I wrote this after my trip to Prescott, Arizona in March 2002. I had been asked by Kelly Miller-Lopez of the musical group Woodland to dance at the first Faerieworlds Festival. I don’t know if there is any archive footage of the performance, but I will always remember every detail in my heart. I can see Thumb Butte where I finished my choreography the day of the performance. I can hear the laughter of the children of all ages. I can feel the smooth stage under my bare feet. I can taste the salt as I perspired in the heat of the day & stage lights at night, trying hard to convey Grace. I smell the damp earth when I returned to Thumb Butte, to give thanks for the Dance. Another journey, another time, all part of the path.
Between Earth and Aerie: A Night in the Land of Faerie
by Kerrie A. Colantonio
Twilight, that most magical of times, settled into the corners of the old opera house. Long before the midnight hour, when the wee-ones can still catch their own glimpses of the faerie kingdom, clowns took to the stage, and reminded us what laughter feels like, sounds like, is. Before all of the humans could take their seats, they stole our adult worries and left us with joy. J. M. Barrie wrote, “When the first baby laughed for the first time, the laugh broke into a thousand pieces and they all went skipping about, and that was the beginning of fairies.” So too, following the clowns of Living Folklore, the faeries came. Natural History brought us deep into the underworld, driving us down further with each beat, into the darkness. We followed the candle-light of Terri Windling’s words, guiding us to the heart of the wood, dark and bright, ancient and new. Lady Mathers welcomed us to that heart, parted the veil, and the dancing began. Slowly, led by the music of Woodland, the creatures of the realm crept from their hovels and holes, leaves and ledges, rocks and ruts, shells and shrines. They began to dance, to live.
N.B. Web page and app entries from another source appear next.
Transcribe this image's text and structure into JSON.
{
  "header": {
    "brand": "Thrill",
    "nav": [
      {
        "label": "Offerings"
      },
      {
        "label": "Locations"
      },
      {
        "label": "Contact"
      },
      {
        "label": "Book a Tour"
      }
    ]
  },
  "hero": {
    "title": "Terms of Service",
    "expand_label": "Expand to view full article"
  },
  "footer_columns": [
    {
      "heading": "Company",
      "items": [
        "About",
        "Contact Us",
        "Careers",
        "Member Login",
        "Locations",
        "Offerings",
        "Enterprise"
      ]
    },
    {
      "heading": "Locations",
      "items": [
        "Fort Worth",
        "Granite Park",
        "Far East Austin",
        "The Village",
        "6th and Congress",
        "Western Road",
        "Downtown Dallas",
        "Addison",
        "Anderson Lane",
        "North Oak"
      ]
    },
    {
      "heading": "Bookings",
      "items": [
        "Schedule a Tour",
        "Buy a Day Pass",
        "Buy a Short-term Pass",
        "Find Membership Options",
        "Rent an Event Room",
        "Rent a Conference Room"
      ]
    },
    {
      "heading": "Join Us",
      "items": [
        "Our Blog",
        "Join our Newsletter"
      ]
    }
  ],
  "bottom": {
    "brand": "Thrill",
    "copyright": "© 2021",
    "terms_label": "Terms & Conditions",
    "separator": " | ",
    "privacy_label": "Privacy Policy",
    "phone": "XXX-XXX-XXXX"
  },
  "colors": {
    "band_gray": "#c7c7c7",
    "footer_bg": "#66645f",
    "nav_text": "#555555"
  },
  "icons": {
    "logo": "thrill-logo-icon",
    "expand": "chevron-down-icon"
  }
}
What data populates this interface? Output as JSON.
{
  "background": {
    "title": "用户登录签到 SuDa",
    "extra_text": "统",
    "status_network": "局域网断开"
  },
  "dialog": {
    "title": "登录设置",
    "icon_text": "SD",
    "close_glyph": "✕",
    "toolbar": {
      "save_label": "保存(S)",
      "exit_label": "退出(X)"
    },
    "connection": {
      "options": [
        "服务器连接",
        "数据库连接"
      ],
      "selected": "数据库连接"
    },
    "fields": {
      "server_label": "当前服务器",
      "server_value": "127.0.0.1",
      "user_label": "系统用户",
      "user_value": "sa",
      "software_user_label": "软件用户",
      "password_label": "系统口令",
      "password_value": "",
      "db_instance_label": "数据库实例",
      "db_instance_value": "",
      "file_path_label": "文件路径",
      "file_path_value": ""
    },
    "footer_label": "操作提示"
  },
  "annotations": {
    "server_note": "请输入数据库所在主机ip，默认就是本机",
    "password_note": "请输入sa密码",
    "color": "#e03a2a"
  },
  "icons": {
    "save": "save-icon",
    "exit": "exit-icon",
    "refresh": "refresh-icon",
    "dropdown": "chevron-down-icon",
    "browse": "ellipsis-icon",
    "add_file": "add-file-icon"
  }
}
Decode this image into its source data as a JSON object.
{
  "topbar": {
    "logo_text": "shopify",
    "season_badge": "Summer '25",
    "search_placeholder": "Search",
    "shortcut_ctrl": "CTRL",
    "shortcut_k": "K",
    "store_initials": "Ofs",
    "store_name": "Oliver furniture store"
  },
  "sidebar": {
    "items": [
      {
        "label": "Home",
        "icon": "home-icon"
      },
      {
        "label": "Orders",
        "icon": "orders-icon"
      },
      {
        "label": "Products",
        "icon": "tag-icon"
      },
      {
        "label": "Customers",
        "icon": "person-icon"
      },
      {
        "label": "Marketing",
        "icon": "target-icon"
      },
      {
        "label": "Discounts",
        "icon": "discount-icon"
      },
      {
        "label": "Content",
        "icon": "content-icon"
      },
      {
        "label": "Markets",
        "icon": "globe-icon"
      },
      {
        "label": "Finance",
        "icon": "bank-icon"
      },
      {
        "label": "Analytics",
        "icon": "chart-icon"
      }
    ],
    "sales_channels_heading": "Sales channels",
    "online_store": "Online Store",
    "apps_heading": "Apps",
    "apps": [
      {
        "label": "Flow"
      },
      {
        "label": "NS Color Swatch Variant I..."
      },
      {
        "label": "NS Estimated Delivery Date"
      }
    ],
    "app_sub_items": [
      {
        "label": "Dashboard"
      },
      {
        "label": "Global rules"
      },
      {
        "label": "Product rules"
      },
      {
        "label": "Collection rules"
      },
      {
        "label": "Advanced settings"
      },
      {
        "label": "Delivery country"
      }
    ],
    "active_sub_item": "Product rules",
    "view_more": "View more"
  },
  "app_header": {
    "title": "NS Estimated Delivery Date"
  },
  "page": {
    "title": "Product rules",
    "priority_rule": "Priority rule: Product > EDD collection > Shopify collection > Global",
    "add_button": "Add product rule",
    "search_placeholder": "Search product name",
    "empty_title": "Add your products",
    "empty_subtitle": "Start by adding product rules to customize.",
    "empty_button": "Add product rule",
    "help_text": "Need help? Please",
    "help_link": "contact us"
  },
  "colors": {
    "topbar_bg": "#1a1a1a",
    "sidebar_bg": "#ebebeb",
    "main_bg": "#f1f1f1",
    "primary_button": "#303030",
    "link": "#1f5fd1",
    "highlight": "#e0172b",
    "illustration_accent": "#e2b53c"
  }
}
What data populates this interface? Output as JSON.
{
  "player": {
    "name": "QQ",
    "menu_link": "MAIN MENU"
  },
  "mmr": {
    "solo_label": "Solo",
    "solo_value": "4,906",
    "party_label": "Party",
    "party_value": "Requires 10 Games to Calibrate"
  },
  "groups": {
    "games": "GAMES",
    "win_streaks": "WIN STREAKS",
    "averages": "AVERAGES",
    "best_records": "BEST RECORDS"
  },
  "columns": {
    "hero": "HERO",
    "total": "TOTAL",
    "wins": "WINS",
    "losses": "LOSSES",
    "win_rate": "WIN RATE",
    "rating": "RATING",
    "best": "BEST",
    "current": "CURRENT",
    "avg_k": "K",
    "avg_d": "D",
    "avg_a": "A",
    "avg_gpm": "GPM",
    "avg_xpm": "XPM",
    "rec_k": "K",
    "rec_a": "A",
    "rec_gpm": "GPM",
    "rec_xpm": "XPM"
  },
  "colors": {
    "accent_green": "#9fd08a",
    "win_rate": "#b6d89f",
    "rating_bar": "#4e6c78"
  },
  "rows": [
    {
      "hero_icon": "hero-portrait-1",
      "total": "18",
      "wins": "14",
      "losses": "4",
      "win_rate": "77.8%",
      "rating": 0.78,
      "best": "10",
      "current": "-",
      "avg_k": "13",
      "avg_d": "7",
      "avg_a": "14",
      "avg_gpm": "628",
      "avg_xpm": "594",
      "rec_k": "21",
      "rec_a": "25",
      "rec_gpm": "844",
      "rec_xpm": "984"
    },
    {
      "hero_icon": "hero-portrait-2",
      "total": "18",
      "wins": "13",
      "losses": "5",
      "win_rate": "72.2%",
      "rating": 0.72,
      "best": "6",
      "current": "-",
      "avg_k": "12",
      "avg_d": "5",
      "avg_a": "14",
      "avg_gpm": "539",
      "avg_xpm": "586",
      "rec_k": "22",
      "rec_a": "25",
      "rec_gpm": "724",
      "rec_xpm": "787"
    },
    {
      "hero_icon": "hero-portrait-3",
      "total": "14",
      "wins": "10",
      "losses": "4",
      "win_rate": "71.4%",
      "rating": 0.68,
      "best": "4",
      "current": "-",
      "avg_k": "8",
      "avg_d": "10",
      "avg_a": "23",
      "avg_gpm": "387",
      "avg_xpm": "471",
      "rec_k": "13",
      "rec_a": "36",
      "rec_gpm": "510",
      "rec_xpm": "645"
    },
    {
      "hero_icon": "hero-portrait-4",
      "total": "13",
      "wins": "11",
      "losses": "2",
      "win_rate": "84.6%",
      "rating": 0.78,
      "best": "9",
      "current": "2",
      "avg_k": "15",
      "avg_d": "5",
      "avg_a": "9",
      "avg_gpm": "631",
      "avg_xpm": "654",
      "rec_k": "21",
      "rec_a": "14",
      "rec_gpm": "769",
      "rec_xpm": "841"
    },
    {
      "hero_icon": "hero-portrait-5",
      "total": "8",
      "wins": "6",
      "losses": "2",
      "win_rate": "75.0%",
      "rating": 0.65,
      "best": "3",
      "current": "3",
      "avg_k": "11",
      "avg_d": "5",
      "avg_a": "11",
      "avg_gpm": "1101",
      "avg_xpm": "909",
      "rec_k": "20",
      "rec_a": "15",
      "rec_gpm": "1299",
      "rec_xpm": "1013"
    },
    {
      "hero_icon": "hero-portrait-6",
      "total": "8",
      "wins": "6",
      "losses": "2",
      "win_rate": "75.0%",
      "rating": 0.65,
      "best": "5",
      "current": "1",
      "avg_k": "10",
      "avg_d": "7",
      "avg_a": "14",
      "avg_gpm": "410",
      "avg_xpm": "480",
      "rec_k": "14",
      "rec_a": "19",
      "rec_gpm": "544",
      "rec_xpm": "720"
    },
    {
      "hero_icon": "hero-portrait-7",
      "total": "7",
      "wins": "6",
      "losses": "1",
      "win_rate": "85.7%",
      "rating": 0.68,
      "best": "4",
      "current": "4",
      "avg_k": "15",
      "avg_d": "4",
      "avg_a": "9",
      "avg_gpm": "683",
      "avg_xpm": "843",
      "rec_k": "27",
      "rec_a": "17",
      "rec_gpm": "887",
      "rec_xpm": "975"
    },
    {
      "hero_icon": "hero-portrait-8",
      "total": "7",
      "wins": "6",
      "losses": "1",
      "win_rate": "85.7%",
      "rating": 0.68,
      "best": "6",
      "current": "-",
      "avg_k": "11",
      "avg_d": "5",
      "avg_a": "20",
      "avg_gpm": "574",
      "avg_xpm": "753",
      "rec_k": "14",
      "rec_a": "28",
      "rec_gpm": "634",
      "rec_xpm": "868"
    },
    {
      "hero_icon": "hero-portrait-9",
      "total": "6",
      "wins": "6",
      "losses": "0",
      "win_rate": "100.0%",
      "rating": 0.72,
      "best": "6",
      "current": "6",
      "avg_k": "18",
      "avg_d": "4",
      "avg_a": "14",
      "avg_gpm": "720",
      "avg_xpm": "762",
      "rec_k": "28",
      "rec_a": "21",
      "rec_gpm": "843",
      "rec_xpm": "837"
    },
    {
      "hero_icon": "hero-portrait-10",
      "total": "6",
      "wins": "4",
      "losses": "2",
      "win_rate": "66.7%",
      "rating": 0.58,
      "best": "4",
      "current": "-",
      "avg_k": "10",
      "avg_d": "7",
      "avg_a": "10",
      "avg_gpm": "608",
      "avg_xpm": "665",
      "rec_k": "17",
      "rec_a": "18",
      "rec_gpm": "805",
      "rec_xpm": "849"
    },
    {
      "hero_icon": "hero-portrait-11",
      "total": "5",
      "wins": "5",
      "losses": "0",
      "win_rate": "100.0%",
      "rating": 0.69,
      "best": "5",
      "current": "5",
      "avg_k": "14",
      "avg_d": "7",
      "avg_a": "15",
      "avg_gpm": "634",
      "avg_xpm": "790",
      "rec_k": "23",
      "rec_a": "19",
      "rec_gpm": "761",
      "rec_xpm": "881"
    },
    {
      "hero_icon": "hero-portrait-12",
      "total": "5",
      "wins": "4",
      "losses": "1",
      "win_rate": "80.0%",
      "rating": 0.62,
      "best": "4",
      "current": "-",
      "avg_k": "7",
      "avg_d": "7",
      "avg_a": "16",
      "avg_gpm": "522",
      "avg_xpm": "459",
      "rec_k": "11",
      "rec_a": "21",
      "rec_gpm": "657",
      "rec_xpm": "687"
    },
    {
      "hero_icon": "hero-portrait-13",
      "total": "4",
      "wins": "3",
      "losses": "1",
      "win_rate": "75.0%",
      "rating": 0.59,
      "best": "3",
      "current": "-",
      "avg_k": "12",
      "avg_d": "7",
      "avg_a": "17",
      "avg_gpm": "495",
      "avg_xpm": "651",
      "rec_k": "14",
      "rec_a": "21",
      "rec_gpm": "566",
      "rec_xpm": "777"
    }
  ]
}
When I was asked by Woodland if I would dance at the Faerieworld’s Festival, I was a bit nervous, as if asked to join the faery host in their feasting and celebrating. Traveling from Winchester, MA (near Boston) to Prescott, AZ was indeed a step into a different world. From the moment Giggly Sprout and Gumbo Wobbly opened the festivities until the lights went down, it was an experience to remember.
Hearing Terri recite “An Invocation” made it all the more real, drawing my thoughts into a deeply rooted home, welcoming, warming, returning to the side of a friend by the hearth, by the heart. Her words grounded me, held me in place when the faeries began to rise and alight. Placing me in that sanctuary of language between Dartmoor and Arizona, between Earth and Faerie, I continued the experiential journey into the night.
Never have I seen so many children and adults with wings so gossamer, and hearts even lighter, gathering to share their love of all things fae. I was informed that there would be dancers by the front of the stage. I did not expect to have faeries of all ages to blanket the floor between my front row seat and the stage. Children paraded practically across my lap, exploring from the doorway to the far reaches of the theatre. Full-grown faeries, goblins, elves and all others moved with the music in the air and in their souls.
When it was my turn to take the stage, the crowds parted. Following the music of Woodland, I danced from the far-reaches of my own heart. Gliding on the light, I floated across the stage, my arms, legs, hair, all knowing the way, the movements, the path, chosen by them, by the mountains, not by me. After several weeks and several versions, the dance emerged, simple and true. It was not me, not Kerrie, dancing on that stage, but an essence of light and joy. A journey that began on the Internet was finally brought into existence; I was changed.
With some simple talk, I met many new friends and finally placed faces and voices with the names and words of old friends. (For what is a book, a poem, a word, if not one we can be ourselves with?)
With a simple step, I discovered my dance, my path.
Finding my essence where I did not think to look, I returned from the dream to New England’s chill night, a bit older, a bit different, a bit more me. I have a different view of rap music, a new appreciation for clowns, and a welcome place in my heart for all things fae.